Tuesday on business. In speaking of
his corn crop, Mr. Weyen said he still
had about twenty acres in the field, bnt
that he did not anticipate it would be
damaged by the snow, and rain, and he
would be able to get it out as soon as
the snow melted. He also believes in
feeding his grain to stock, and the other
day marketed two loads of hogs at Platte
Center that brought him almost 8200.
February first is the date that those in
charge expect to have the new double
track Union Pacific bridge, west of the
city, so that it will be out of the way of
danger from the ice. All the steel
trusses, except the east one, are in posi
tion, and all that delays the finishing
of this one is the concrete and mason
work on the cast pier. The emergency
track and false work would very much
impede the movement of the ice and
throw tho strain on the bridge, but by
the first of next month all of this will

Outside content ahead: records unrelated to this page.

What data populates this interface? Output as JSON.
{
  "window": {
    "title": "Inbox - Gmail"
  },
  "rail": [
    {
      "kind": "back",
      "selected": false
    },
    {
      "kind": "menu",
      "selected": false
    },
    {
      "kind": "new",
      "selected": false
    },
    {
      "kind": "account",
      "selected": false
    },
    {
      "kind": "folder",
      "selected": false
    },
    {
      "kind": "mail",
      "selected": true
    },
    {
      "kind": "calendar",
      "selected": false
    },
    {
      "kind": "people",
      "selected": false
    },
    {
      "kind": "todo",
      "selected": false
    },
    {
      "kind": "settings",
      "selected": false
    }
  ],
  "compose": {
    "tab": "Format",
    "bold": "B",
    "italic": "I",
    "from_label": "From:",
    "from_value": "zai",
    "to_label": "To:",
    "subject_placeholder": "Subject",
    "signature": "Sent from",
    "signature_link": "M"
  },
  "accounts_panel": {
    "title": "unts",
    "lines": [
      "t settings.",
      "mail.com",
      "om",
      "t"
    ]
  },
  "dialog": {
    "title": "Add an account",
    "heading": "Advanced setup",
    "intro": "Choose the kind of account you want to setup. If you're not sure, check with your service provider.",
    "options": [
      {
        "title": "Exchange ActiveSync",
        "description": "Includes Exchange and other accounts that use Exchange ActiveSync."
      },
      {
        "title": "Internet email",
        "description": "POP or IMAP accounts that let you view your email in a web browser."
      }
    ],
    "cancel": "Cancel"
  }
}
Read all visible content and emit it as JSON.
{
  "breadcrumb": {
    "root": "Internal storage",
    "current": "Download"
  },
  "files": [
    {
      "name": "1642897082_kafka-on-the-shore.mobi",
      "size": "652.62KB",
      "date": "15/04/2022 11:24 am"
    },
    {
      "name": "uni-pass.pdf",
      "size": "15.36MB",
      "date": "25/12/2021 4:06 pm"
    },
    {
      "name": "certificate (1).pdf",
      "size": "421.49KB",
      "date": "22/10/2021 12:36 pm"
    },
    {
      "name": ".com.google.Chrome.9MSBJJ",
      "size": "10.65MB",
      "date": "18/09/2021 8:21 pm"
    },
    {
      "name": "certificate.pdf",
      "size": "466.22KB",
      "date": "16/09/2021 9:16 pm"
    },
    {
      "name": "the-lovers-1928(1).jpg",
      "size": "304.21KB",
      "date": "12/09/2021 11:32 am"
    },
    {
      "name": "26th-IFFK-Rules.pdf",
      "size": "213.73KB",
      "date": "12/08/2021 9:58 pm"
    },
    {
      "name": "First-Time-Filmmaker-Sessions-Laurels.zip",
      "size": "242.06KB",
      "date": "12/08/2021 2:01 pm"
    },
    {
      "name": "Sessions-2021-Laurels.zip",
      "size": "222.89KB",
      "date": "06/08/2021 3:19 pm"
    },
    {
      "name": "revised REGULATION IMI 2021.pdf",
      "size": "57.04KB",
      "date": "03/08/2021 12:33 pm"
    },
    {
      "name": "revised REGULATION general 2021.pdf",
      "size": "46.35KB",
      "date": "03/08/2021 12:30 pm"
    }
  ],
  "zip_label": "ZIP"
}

be removed.
I. L. Albert of this city is one of the
attorneys in the hank guarantee case,
which is attracting considerable atten
tion all over the country at present. In
a recent interview in Washington, Gov
ernor Shallenberger is quoted as saying
thatMessrs. Albert and Whedon, who
have charge of the case for the state are
entirely satisfactory to him and will con
tinue if they so desire, but in case they
do not, Charles A. Towne would be call
ed. Mr. Albert, however, has no inten
tion of withd rawing from the cast, and
as soon as the Oklahoma bank guarantee
case, which is very similar to Nebraska's
is decided, they will proceed, if the
decision be in favor of Oklahoma.
Underwear
UNION SUITS
We have the agency for the
famous Munsing Underwear, the
best popular priced Union Suits
on the market. Prices in men's
from 81.50 to $4.50. Prices in
boys' from 50c, 75c, $1 and $1.85.
Underwear
TWO-PIECE SUITS
In two piece garments we have
a splendid line ready for your in
spection and ranging in price
from 50c to 32.50 a garment. Bny
early while the sizes are complete.
GRAY'S

xml | txt